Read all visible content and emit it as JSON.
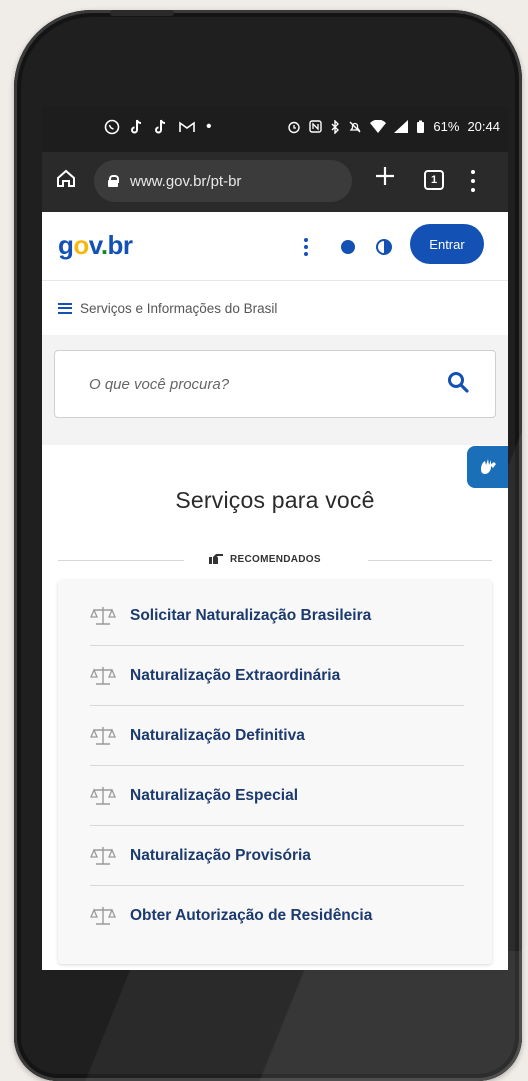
{
  "status_bar": {
    "left_icons": [
      "whatsapp-icon",
      "tiktok-icon",
      "tiktok-icon",
      "gmail-icon",
      "dot"
    ],
    "right_icons": [
      "alarm-icon",
      "nfc-icon",
      "bluetooth-icon",
      "mute-icon",
      "wifi-icon",
      "signal-icon",
      "battery-icon"
    ],
    "battery": "61%",
    "time": "20:44"
  },
  "browser": {
    "url": "www.gov.br/pt-br",
    "tab_count": "1"
  },
  "gov": {
    "logo": {
      "g": "g",
      "o": "o",
      "v": "v",
      "dot": ".",
      "br": "br"
    },
    "login_label": "Entrar",
    "menu_label": "Serviços e Informações do Brasil",
    "search_placeholder": "O que você procura?"
  },
  "services": {
    "title": "Serviços para você",
    "recommended_label": "RECOMENDADOS",
    "items": [
      {
        "label": "Solicitar Naturalização Brasileira"
      },
      {
        "label": "Naturalização Extraordinária"
      },
      {
        "label": "Naturalização Definitiva"
      },
      {
        "label": "Naturalização Especial"
      },
      {
        "label": "Naturalização Provisória"
      },
      {
        "label": "Obter Autorização de Residência"
      }
    ]
  },
  "colors": {
    "gov_blue": "#1351b4",
    "gov_yellow": "#f6b90d",
    "gov_green": "#168821",
    "service_text": "#1c3a6e"
  }
}
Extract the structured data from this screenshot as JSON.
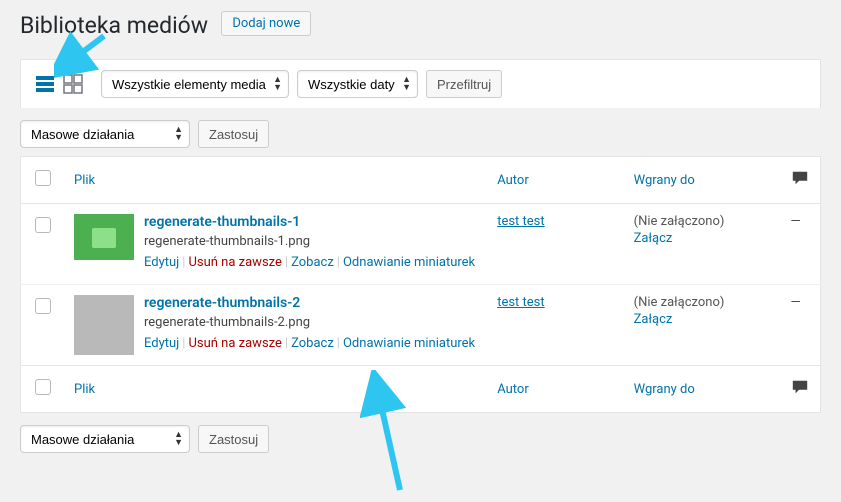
{
  "header": {
    "title": "Biblioteka mediów",
    "add_new": "Dodaj nowe"
  },
  "filters": {
    "media_type": "Wszystkie elementy media",
    "dates": "Wszystkie daty",
    "filter_button": "Przefiltruj"
  },
  "bulk": {
    "label": "Masowe działania",
    "apply": "Zastosuj"
  },
  "columns": {
    "file": "Plik",
    "author": "Autor",
    "uploaded_to": "Wgrany do"
  },
  "row_actions": {
    "edit": "Edytuj",
    "delete": "Usuń na zawsze",
    "view": "Zobacz",
    "regenerate": "Odnawianie miniaturek"
  },
  "uploaded": {
    "not_attached": "(Nie załączono)",
    "attach": "Załącz"
  },
  "comments_dash": "—",
  "rows": [
    {
      "title": "regenerate-thumbnails-1",
      "filename": "regenerate-thumbnails-1.png",
      "author": "test test"
    },
    {
      "title": "regenerate-thumbnails-2",
      "filename": "regenerate-thumbnails-2.png",
      "author": "test test"
    }
  ]
}
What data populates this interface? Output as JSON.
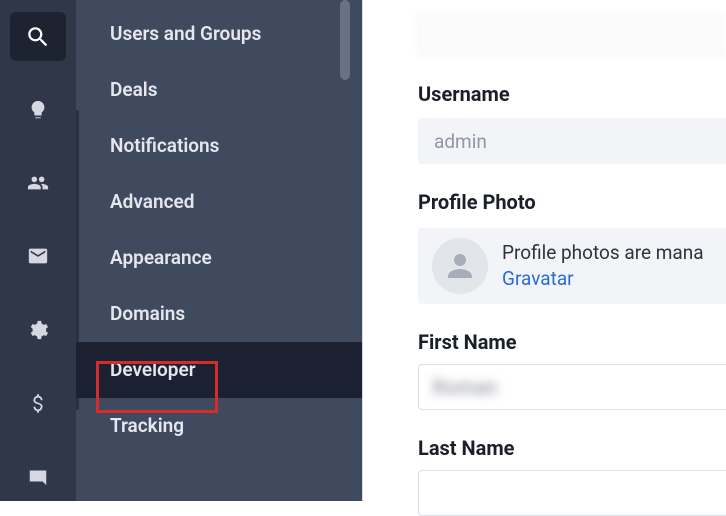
{
  "iconbar": {
    "items": [
      {
        "name": "search-icon"
      },
      {
        "name": "lightbulb-icon"
      },
      {
        "name": "people-icon"
      },
      {
        "name": "mail-icon"
      },
      {
        "name": "gear-sync-icon"
      },
      {
        "name": "dollar-icon"
      },
      {
        "name": "chat-icon"
      }
    ]
  },
  "sidebar": {
    "items": [
      {
        "label": "Users and Groups"
      },
      {
        "label": "Deals"
      },
      {
        "label": "Notifications"
      },
      {
        "label": "Advanced"
      },
      {
        "label": "Appearance"
      },
      {
        "label": "Domains"
      },
      {
        "label": "Developer"
      },
      {
        "label": "Tracking"
      }
    ],
    "active_index": 6
  },
  "form": {
    "username_label": "Username",
    "username_value": "admin",
    "profile_photo_label": "Profile Photo",
    "profile_photo_text": "Profile photos are mana",
    "profile_photo_link": "Gravatar",
    "first_name_label": "First Name",
    "first_name_value": "Roman",
    "last_name_label": "Last Name"
  },
  "colors": {
    "iconbar_bg": "#2f3748",
    "sidebar_bg": "#404a5f",
    "active_bg": "#1b2130",
    "highlight": "#d42b2b",
    "link": "#2a6bd4"
  }
}
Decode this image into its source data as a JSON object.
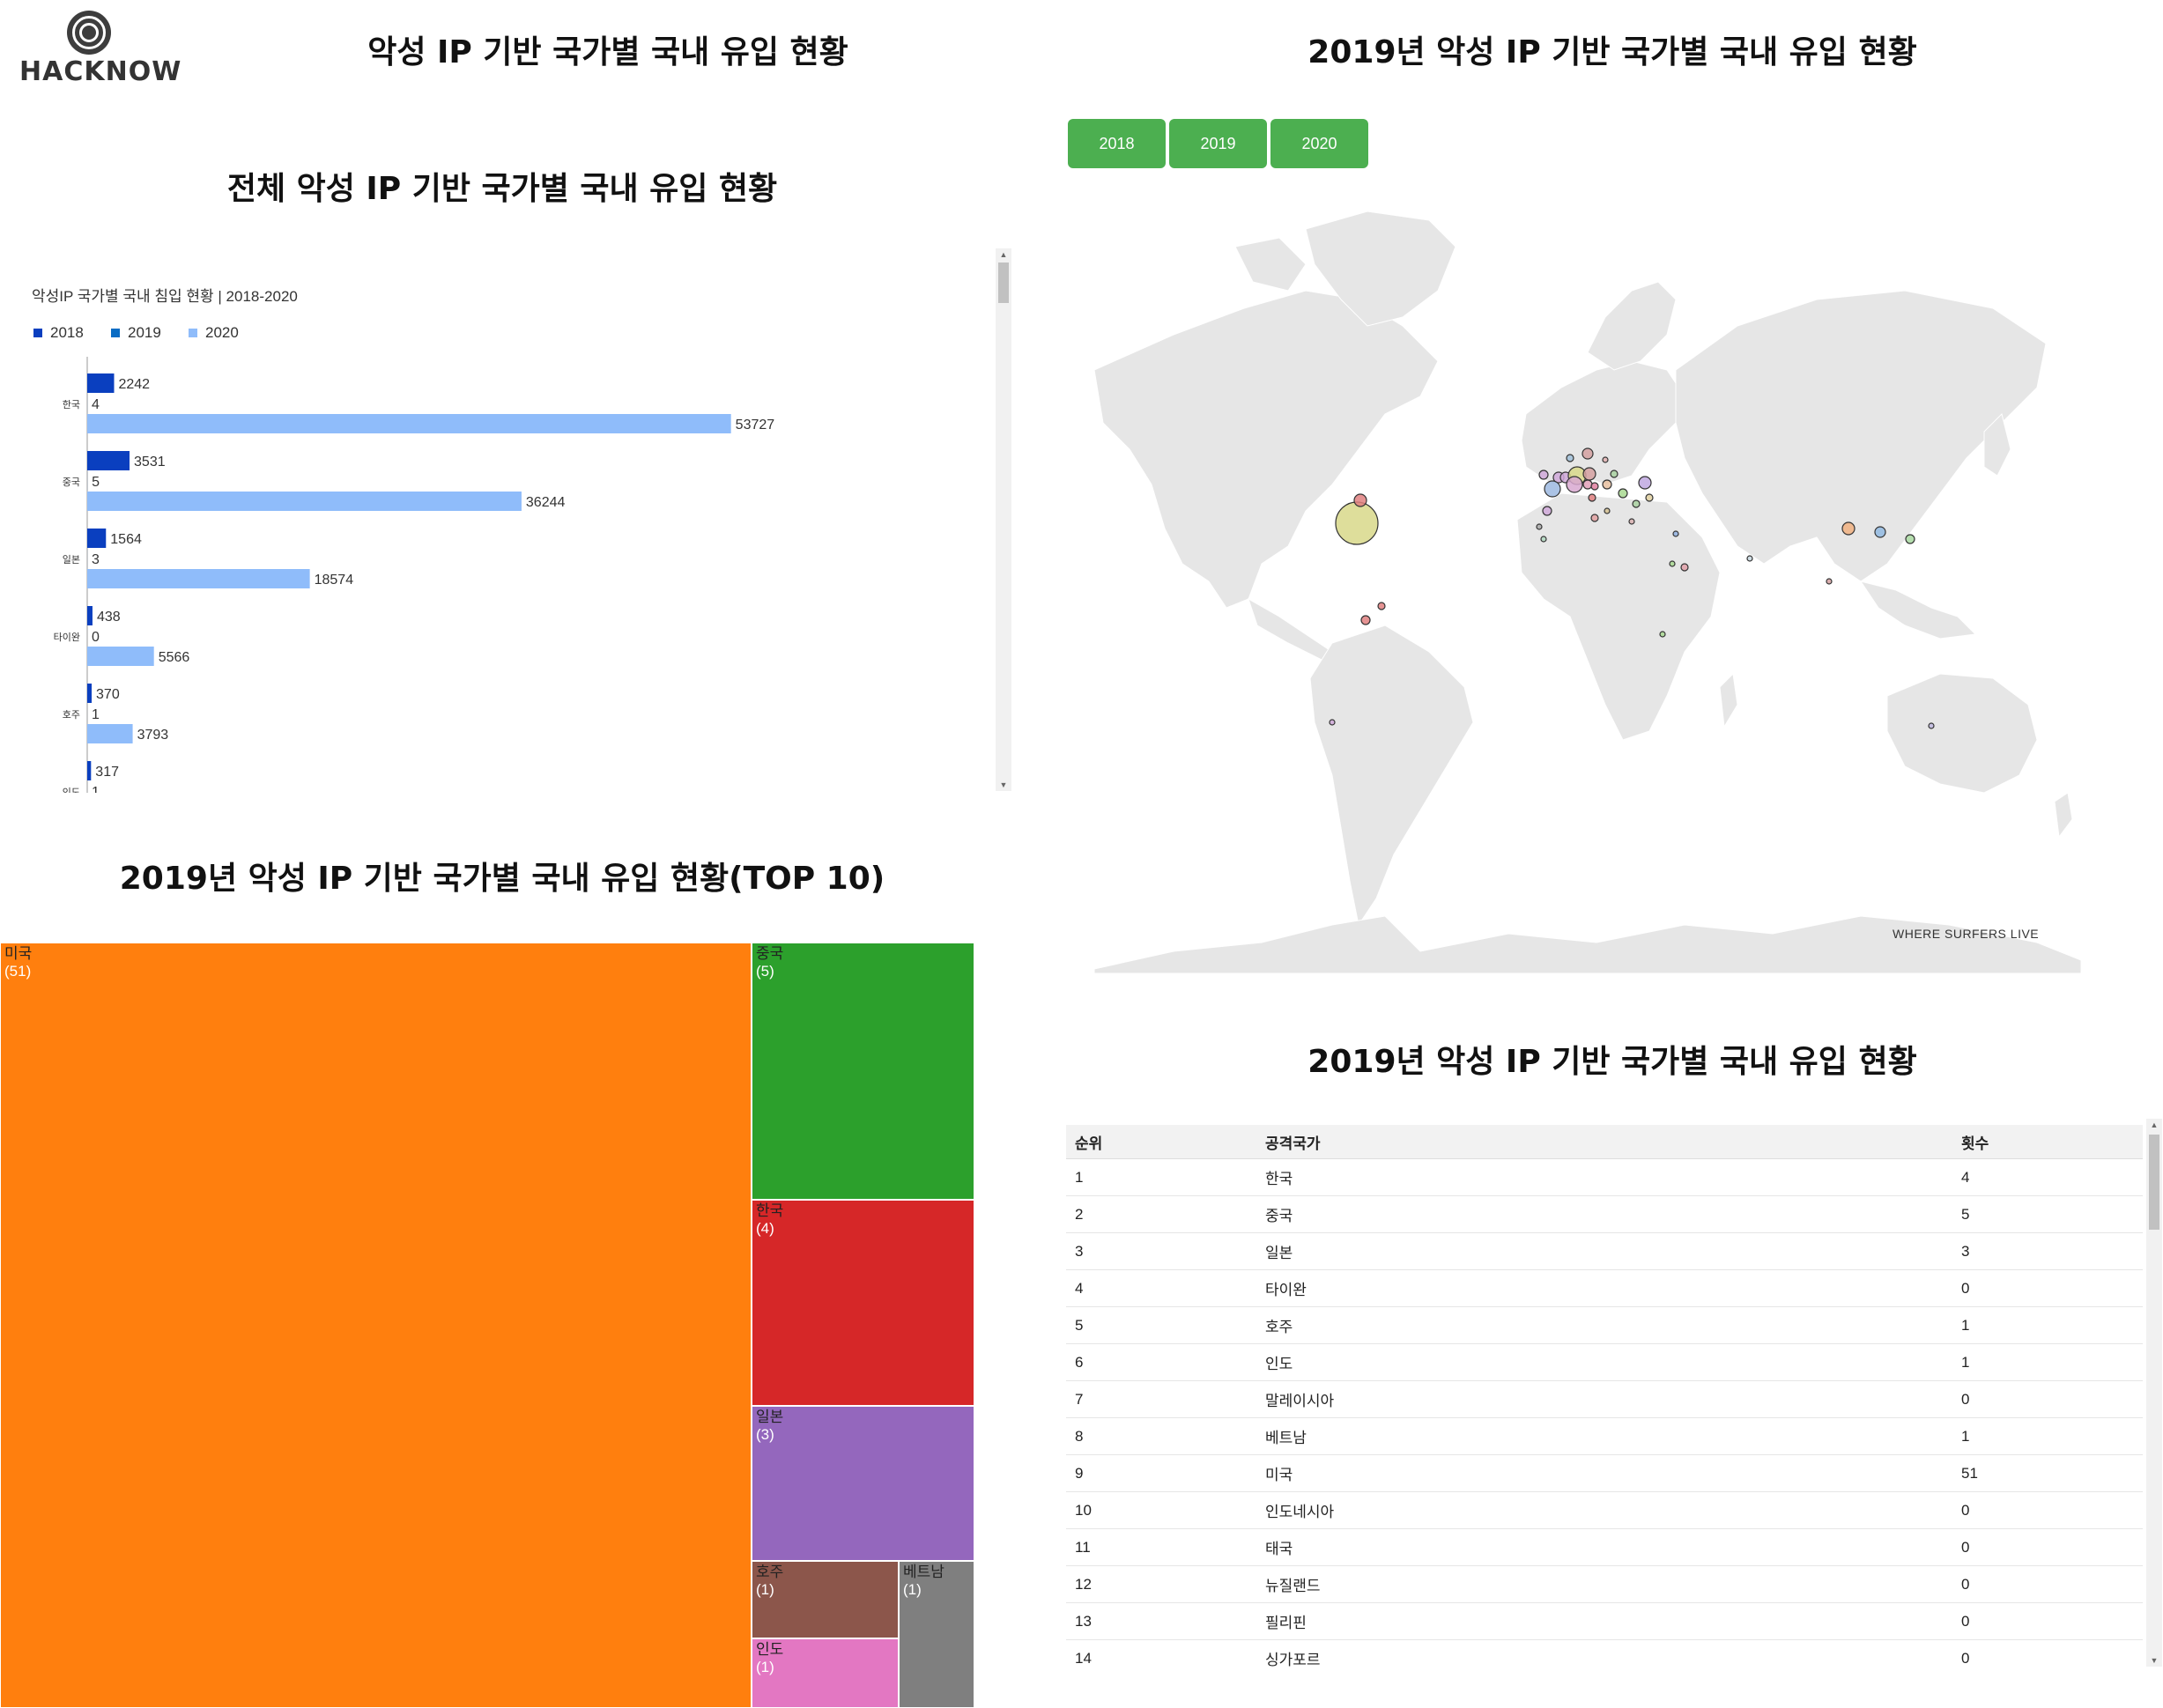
{
  "brand": {
    "logo_text": "HACKNOW"
  },
  "titles": {
    "main": "악성 IP 기반 국가별 국내 유입 현황",
    "overall": "전체 악성 IP 기반 국가별 국내 유입 현황",
    "map": "2019년 악성 IP 기반 국가별 국내 유입 현황",
    "treemap": "2019년 악성 IP 기반 국가별 국내 유입 현황(TOP 10)",
    "table": "2019년 악성 IP 기반 국가별 국내 유입 현황"
  },
  "year_buttons": [
    "2018",
    "2019",
    "2020"
  ],
  "map_credit": "WHERE SURFERS LIVE",
  "chart_data": [
    {
      "type": "bar",
      "orientation": "horizontal",
      "title": "악성IP 국가별 국내 침입 현황 | 2018-2020",
      "legend_position": "top-left",
      "categories": [
        "한국",
        "중국",
        "일본",
        "타이완",
        "호주",
        "인도"
      ],
      "series": [
        {
          "name": "2018",
          "color": "#0a3fbf",
          "values": [
            2242,
            3531,
            1564,
            438,
            370,
            317
          ]
        },
        {
          "name": "2019",
          "color": "#0a6cc4",
          "values": [
            4,
            5,
            3,
            0,
            1,
            1
          ]
        },
        {
          "name": "2020",
          "color": "#8fbcfa",
          "values": [
            53727,
            36244,
            18574,
            5566,
            3793,
            null
          ]
        }
      ],
      "xlim": [
        0,
        60000
      ],
      "grid": false
    },
    {
      "type": "treemap",
      "title": "2019년 악성 IP 기반 국가별 국내 유입 현황(TOP 10)",
      "items": [
        {
          "name": "미국",
          "value": "(51)",
          "color": "#ff7f0e"
        },
        {
          "name": "중국",
          "value": "(5)",
          "color": "#2ca02c"
        },
        {
          "name": "한국",
          "value": "(4)",
          "color": "#d62728"
        },
        {
          "name": "일본",
          "value": "(3)",
          "color": "#9467bd"
        },
        {
          "name": "호주",
          "value": "(1)",
          "color": "#8c564b"
        },
        {
          "name": "베트남",
          "value": "(1)",
          "color": "#7f7f7f"
        },
        {
          "name": "인도",
          "value": "(1)",
          "color": "#e377c2"
        }
      ]
    },
    {
      "type": "table",
      "columns": [
        "순위",
        "공격국가",
        "횟수"
      ],
      "rows": [
        [
          "1",
          "한국",
          "4"
        ],
        [
          "2",
          "중국",
          "5"
        ],
        [
          "3",
          "일본",
          "3"
        ],
        [
          "4",
          "타이완",
          "0"
        ],
        [
          "5",
          "호주",
          "1"
        ],
        [
          "6",
          "인도",
          "1"
        ],
        [
          "7",
          "말레이시아",
          "0"
        ],
        [
          "8",
          "베트남",
          "1"
        ],
        [
          "9",
          "미국",
          "51"
        ],
        [
          "10",
          "인도네시아",
          "0"
        ],
        [
          "11",
          "태국",
          "0"
        ],
        [
          "12",
          "뉴질랜드",
          "0"
        ],
        [
          "13",
          "필리핀",
          "0"
        ],
        [
          "14",
          "싱가포르",
          "0"
        ]
      ]
    }
  ]
}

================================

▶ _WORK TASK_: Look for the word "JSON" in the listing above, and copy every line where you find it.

▶ _OUTPUT OF THE TASK_:
Read all visible content and emit it as JSON.
Extract the structured data from this screenshot as JSON.
What data populates this interface? Output as JSON.
Decode this image into its source data as a JSON object.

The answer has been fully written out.